**What this task involves**: Pull every "title" line out of the data below.

(Available data)

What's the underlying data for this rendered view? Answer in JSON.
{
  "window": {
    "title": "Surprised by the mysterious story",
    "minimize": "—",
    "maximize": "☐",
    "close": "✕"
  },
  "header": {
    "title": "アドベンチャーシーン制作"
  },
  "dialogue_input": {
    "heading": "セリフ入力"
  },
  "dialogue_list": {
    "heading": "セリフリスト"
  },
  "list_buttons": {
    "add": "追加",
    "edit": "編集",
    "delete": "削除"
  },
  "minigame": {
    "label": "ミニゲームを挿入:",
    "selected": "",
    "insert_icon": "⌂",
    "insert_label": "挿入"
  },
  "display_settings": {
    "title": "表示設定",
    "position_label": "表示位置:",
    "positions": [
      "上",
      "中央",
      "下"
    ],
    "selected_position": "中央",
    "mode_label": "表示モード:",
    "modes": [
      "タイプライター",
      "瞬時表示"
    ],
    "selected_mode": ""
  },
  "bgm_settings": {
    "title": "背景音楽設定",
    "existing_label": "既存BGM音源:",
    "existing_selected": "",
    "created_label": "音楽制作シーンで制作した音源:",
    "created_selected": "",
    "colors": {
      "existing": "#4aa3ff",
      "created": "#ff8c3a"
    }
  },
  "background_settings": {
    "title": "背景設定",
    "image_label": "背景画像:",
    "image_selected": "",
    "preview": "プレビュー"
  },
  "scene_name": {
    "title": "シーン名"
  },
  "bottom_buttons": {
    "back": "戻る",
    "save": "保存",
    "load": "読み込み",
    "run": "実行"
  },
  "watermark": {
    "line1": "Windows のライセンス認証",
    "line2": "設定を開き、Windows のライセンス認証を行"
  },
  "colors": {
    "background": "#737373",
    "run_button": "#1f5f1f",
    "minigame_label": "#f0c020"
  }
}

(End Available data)

**Written reply**:
    "title": "Surprised by the mysterious story",
    "title": "アドベンチャーシーン制作"
    "title": "表示設定",
    "title": "背景音楽設定",
    "title": "背景設定",
    "title": "シーン名"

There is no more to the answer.